Books & Music
Food & Wine
Health & Fitness
Hobbies & Crafts
Home & Garden
News & Politics
Religion & Spirituality
Travel & Culture
TV & Movies
What are Superbugs?
To understand superbugs, one must first understand bacteria. Bacteria are the most pervasive organisms on planet Earth. It is believed there are more than 5 nonillion (that is 5x1030) in existence. Therefore, bacteria are everywhere and are necessary to maintain all factions of balance in life. Scientists believe that bacteria are the original forms of life on the planet. Because of the form and structure of bacteria, it is difficult to date and study the evolution of fossilized bacteria. However, gene sequences allow researchers to assess whether its origins derived from a single celled organism or from a complex membrane-bound multicellular organism. What this information conveys is that bacteria are capable of evolving, rather aggressively in some circumstances. This is how superbugs are able to exist.
While not all bacteria are bad, that cannot be said about superbugs. The concern over superbug organisms is their ability to transmit disease and resist antibiotics, turning them into unstoppable forces of destruction. Their ability to stave off death from antibiotic treatments, tricks the body into believing it is a friendly organism and not foreign matter. This means that what started as a case of strep throat can turn into a life threatening illness in some circumstances. There are two particular strains of concern, carbapenem-resistant enterobacteriaceae (CRE) and methicillin-resistant Staphylococcus aureus (MRSA).
CRE is a cousin of E. coli. It is predominant in acute-care facilities that occupy a large number of compromised immune systems. The Centers for Disease Control and Prevention (CDC) have not been able to find any combination of antibiotics that consistently kills it, which raises the concern over CRE leap frogging from the sick to the healthy. How CRE came into existence is not precisely known. However, the CDC believes that it is the result of over-prescribing antibiotics directly to people, when not absolutely necessary.
Each year, MRSA kills more people than AIDS/HIV. In 1974, less than 2 percent of staph infections were caused by MRSA. In 1995 that total jumped to 22 percent and by 2007 that number climbed to 63 percent. The inescapable correlation between unnecessarily administering antibiotics within the agricultural factory farming industry and the rise in the percentage rates cannot be ignored. Even the United States Department of Agriculture (USDA) could not look away from the mounting evidence, and requested a scholarly report. However, the information contained within that report was so damaging that it managed to disappear soon after submission, because its existence affected the stock market. The 63-page summary clearly outlined that the large quantities of antibiotics given to healthy livestock, to both combat theoretical problems from severe maltreatment and quicken the fattening process, create perfect environments for MRSA to grow.

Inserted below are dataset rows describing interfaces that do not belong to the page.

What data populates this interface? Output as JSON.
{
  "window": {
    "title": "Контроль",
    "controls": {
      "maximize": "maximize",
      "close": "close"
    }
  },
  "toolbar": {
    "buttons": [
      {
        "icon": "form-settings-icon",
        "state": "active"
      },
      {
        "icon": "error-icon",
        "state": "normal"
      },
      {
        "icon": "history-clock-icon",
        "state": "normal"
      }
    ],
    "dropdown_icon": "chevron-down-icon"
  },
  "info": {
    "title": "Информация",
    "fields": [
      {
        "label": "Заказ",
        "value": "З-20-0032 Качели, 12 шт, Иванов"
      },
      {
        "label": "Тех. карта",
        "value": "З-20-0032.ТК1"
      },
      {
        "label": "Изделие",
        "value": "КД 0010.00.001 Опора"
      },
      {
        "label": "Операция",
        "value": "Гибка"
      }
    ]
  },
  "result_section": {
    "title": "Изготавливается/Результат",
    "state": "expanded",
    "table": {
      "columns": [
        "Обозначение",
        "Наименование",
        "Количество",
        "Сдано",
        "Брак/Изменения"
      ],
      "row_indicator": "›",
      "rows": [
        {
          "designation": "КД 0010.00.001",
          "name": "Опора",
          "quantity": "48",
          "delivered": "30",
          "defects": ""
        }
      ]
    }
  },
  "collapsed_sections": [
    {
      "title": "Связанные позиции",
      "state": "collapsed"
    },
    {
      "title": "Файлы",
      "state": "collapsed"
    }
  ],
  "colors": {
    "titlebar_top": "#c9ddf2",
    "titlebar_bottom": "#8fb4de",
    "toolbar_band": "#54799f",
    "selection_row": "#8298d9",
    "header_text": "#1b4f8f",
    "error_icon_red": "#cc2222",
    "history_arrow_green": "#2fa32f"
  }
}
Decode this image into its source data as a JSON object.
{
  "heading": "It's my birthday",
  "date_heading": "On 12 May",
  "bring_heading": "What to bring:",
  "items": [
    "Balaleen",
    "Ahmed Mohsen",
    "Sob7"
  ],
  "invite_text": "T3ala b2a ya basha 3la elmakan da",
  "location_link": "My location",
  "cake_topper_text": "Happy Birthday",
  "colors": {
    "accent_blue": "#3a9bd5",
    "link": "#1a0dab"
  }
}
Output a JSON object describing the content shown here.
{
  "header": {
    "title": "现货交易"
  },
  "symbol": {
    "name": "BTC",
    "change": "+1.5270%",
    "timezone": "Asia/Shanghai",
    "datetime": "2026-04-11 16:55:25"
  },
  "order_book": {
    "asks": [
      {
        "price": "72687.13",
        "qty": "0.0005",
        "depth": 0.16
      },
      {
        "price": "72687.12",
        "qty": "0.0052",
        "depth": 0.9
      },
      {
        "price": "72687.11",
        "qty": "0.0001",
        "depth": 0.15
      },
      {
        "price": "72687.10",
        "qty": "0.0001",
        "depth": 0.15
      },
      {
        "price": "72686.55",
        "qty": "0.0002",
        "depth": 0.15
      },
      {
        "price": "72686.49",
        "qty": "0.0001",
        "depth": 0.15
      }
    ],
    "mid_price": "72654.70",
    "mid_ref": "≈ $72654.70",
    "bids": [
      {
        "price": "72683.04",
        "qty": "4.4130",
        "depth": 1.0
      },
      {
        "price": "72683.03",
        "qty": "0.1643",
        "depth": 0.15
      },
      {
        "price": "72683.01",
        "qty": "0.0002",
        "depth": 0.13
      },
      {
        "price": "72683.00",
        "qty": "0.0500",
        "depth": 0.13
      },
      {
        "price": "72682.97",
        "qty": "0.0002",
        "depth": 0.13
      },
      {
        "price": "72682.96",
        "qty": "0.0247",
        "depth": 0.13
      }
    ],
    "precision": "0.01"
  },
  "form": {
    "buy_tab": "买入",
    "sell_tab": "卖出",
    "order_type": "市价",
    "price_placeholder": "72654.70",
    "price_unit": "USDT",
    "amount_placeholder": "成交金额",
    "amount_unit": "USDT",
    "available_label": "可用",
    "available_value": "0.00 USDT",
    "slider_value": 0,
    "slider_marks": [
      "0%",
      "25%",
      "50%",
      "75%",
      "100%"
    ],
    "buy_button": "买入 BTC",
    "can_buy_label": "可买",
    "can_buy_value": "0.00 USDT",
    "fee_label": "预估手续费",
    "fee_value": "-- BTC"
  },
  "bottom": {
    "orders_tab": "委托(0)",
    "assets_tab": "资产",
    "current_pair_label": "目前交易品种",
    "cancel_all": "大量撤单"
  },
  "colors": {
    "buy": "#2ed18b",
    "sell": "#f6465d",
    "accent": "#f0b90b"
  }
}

Chronic use of antibiotics in healthy animals kills off good bacteria. This allows aggressive negative bacterial growth to occur. Factory farms choose to overlook that problem for profit sake. Aggressive use of antibiotics allows factory farms to bring more animals to slaughter, with heavier meat quotients, in a shorter amount of time. Some of these over-medicated animals die from MRSA exposure. However, those animals that do not die turn into hosts. In short, the superbug remains active after slaughter and is stored inside the meat that people consume. The cooking process, regardless to the level of doneness, does not render MRSA inert. Hence, people consuming factory farm meats are ingesting the negative bacteria, which make them prone to antibiotic-resistant bacterial infections. Since children, the sick, and the elderly have extremely sensitive immune systems, they are most at risk for deadly infections.
Here is an uncomplicated way to process what a superbug does to the body. Think of CRE and MRSA as servants of the Borg (Star Trek: TNG, 1989). They are highly adaptable to rapidly changing environments in order to complete their mission, which is to dominate the body, assimilate the system, terminate the host, and spread to other life forms.
For those interested, support the Animal Legal Defense Fund (ALDF) by signing their Stop Factory Farm Animal Abuse petition.
Content copyright © 2015 by Deb Duxbury. All rights reserved.
This content was written by Deb Duxbury. If you wish to use this content in any manner, you need written permission. Contact Deb Duxbury for details.
Website copyright © 2016 Minerva WebWorks LLC. All rights reserved.